In the past, security efforts were largely focused on preventing cyber criminals from gaining access to the company network, says Anton Vukic, channel director, Phoenix Distribution.
Today, although this threat continues to be a real danger, there has been a growing focus on the threats posed by insiders. Company employees that have access to critical information and either maliciously or carelessly leak that data.
Businesses rely more and more on automated systems, and small USB drives, and these have paved the way for malicious insiders to inflict huge damage, and exfiltrate company data without anyone being the wiser.
Moreover, insider attacks can be at least as devastating as external threats, and they can happen to anyone. These threats usually fall into one of the three categories: sabotage, theft of intellectual property or other sensitive data, and fraud.
These threats are particularly prevalent during tough economic times, during which organisations are forced to make cutbacks and retrench staff. This leads to a rise in the number of people who would consider stealing valuable data, and therefore a rise in malicious insider activity.
So what should IT be doing to prevent this sort of threat? The first step is knowing what your businesses’ most valuable data is, the data that would damage the company the most should it be stolen – think along the lines of the recipe for KFC’s 11 herbs and spices – and make sure security is focused on that data.
Also, learn from any past attacks, as these will have shown where you are vulnerable, and what you were doing wrong. Understanding the weak points in your organisation will help the technical team put controls in place to watch for similar attacks in the future.

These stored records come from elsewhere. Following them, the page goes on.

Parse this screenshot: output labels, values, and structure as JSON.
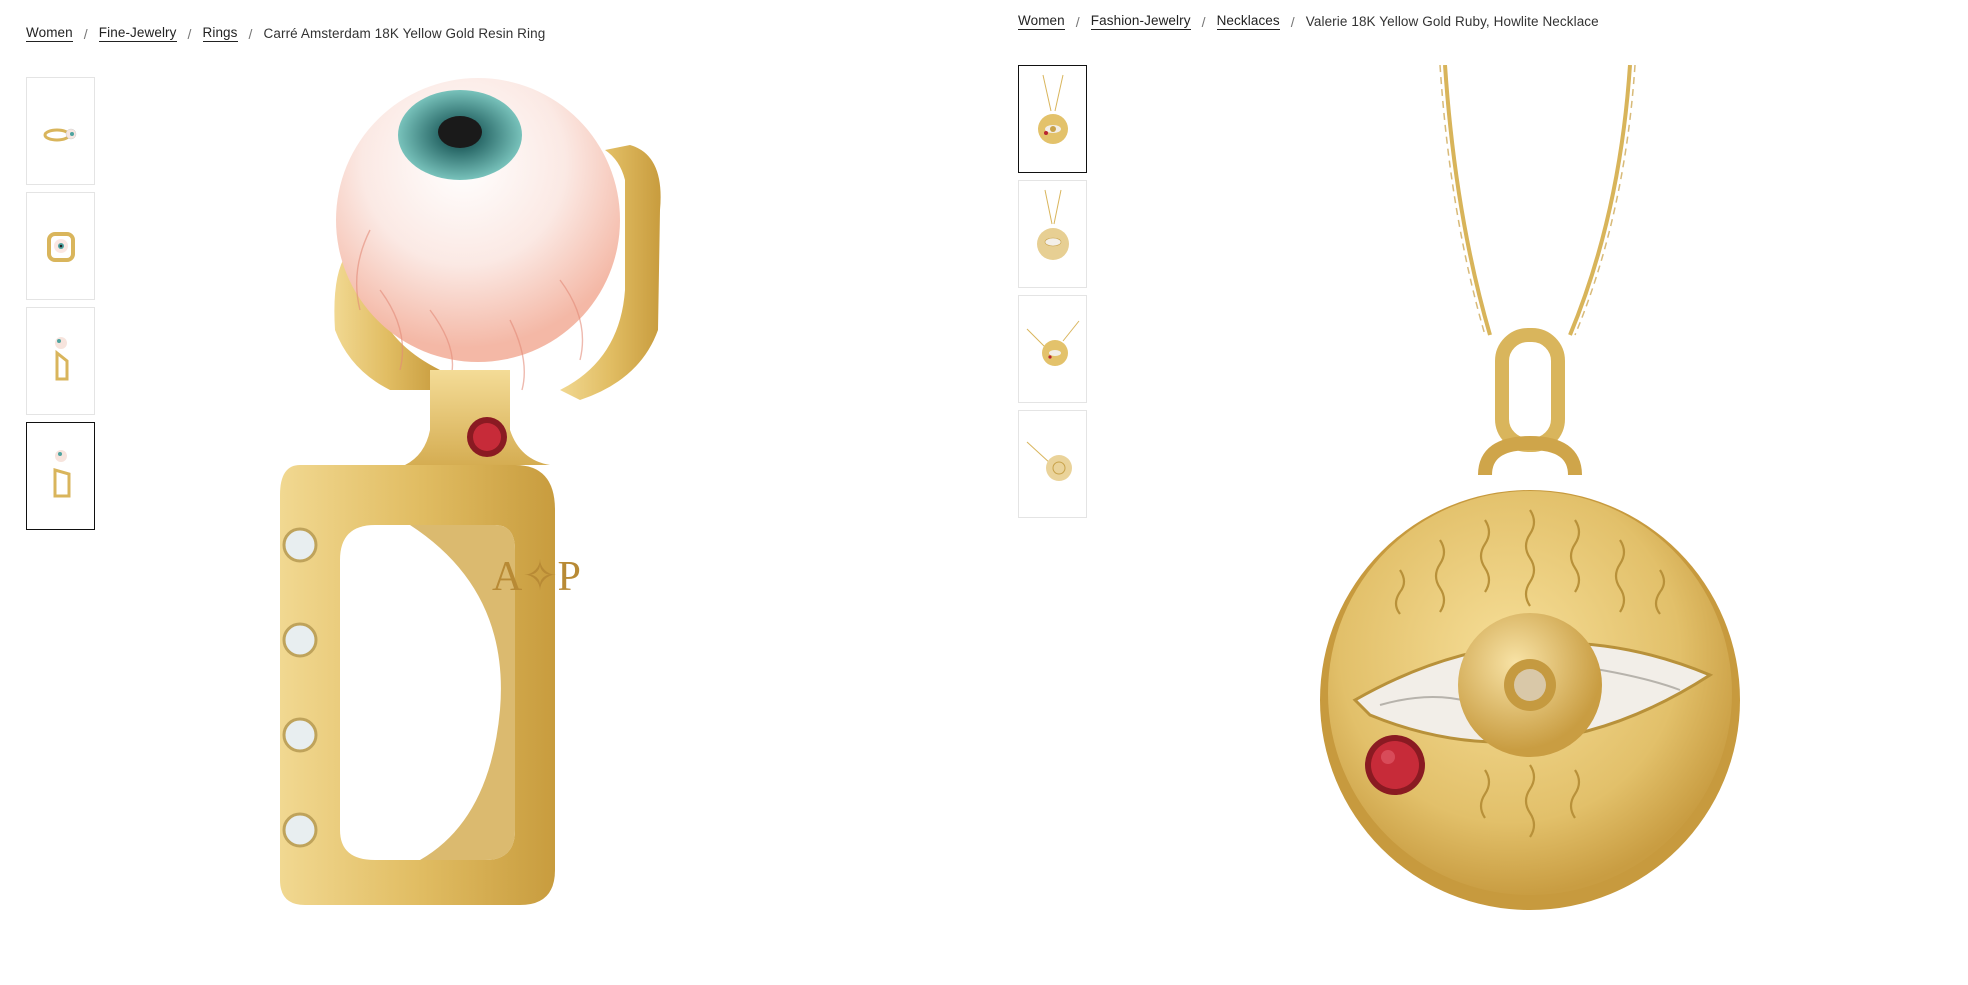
{
  "left_product": {
    "breadcrumb": {
      "links": [
        "Women",
        "Fine-Jewelry",
        "Rings"
      ],
      "current": "Carré Amsterdam 18K Yellow Gold Resin Ring"
    },
    "thumbnails": [
      "ring-front-view",
      "ring-top-view",
      "ring-side-view",
      "ring-angle-view"
    ],
    "active_thumbnail": 4,
    "main_image": "eyeball-ring-photo",
    "engraving": "A✧P"
  },
  "right_product": {
    "breadcrumb": {
      "links": [
        "Women",
        "Fashion-Jewelry",
        "Necklaces"
      ],
      "current": "Valerie 18K Yellow Gold Ruby, Howlite Necklace"
    },
    "thumbnails": [
      "necklace-front-view",
      "necklace-flat-view",
      "necklace-angle-view",
      "necklace-back-view"
    ],
    "active_thumbnail": 1,
    "main_image": "eye-pendant-necklace-photo"
  },
  "colors": {
    "gold": "#e2c06a",
    "gold_dark": "#b8913a",
    "ruby": "#b8232f",
    "iris": "#4fa3a0",
    "border_active": "#111111"
  }
}
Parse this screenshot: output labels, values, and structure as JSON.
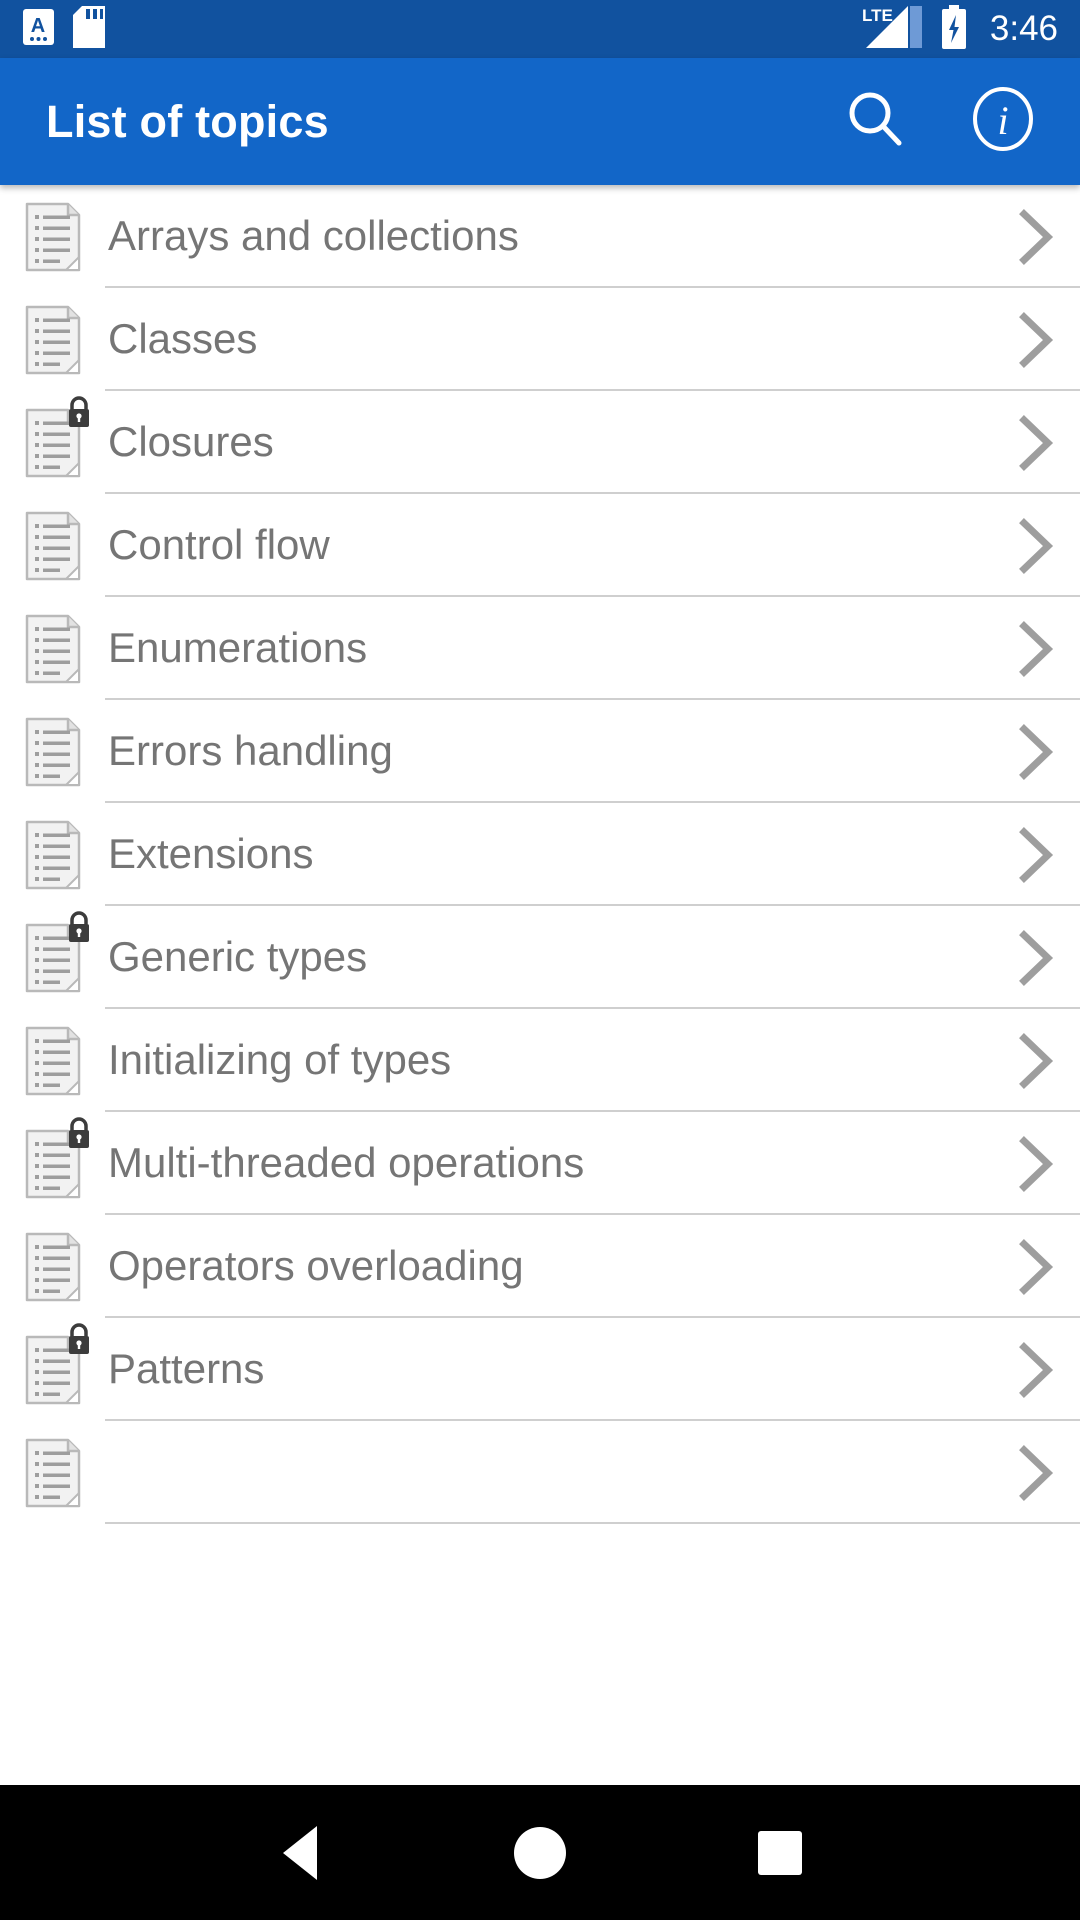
{
  "status_bar": {
    "background_color": "#11529f",
    "time": "3:46",
    "icons": [
      {
        "name": "input-method-a-icon",
        "label": "A"
      },
      {
        "name": "sd-card-icon",
        "label": "SD"
      },
      {
        "name": "lte-signal-icon",
        "label": "LTE"
      },
      {
        "name": "battery-charging-icon",
        "label": "Battery charging"
      }
    ]
  },
  "app_bar": {
    "background_color": "#1266c8",
    "title": "List of topics",
    "actions": [
      {
        "name": "search-button",
        "icon": "search-icon",
        "label": "Search"
      },
      {
        "name": "info-button",
        "icon": "info-circle-icon",
        "label": "Info"
      }
    ]
  },
  "list": {
    "text_color": "#757575",
    "divider_color": "#cfcfcf",
    "items": [
      {
        "label": "Arrays and collections",
        "locked": false
      },
      {
        "label": "Classes",
        "locked": false
      },
      {
        "label": "Closures",
        "locked": true
      },
      {
        "label": "Control flow",
        "locked": false
      },
      {
        "label": "Enumerations",
        "locked": false
      },
      {
        "label": "Errors handling",
        "locked": false
      },
      {
        "label": "Extensions",
        "locked": false
      },
      {
        "label": "Generic types",
        "locked": true
      },
      {
        "label": "Initializing of types",
        "locked": false
      },
      {
        "label": "Multi-threaded operations",
        "locked": true
      },
      {
        "label": "Operators overloading",
        "locked": false
      },
      {
        "label": "Patterns",
        "locked": true
      },
      {
        "label": "",
        "locked": false
      }
    ]
  },
  "nav_bar": {
    "background_color": "#000000",
    "buttons": [
      {
        "name": "nav-back-button",
        "label": "Back"
      },
      {
        "name": "nav-home-button",
        "label": "Home"
      },
      {
        "name": "nav-recents-button",
        "label": "Recents"
      }
    ]
  }
}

It is also important to understand who has access to your sensitive information. Remember, this list will include third-party business partners as well as internal employees. Make sure that only trusted parties have access, and that no-one has access to anything they don’t strictly need to do their jobs. Always enforce the principle of least privilege.
Next, keep an eye out for any anomalous or suspicious behaviour. The signs are numerous, and will include working unusual hours for no reason, unnecessarily copying data they don’t need, disregarding company policies about installing unauthorised software or applications, and trying to access restricted areas on the company network.
Be particularly vigilant when it comes to staff who have resigned or are about to be terminated. Research suggests there is a window during which most insider attacks take place, and that is within 30 days of handing in a resignation, on either side.
Another way to stop the insider threat is to have data leakage prevention (DLP) and other technologies that focus on preventing the leakage, accidental or deliberate of company data. An example of this would be centralised logging tools that are designed to look for any signs that data is being exfiltrated, or emails sent outside the organisation that are of an abnormal file size.
Perhaps the most vital measure businesses can introduce is to have a programme in place to deal with the threat. Get senior managers involved, put best-practices and plans in place to deal with and mitigate these threats. Technology on its own cannot hope to block all these attacks. A combination of proper policies and procedures with awareness and having an action plan already in place, allows companies to quickly prevent or these attacks.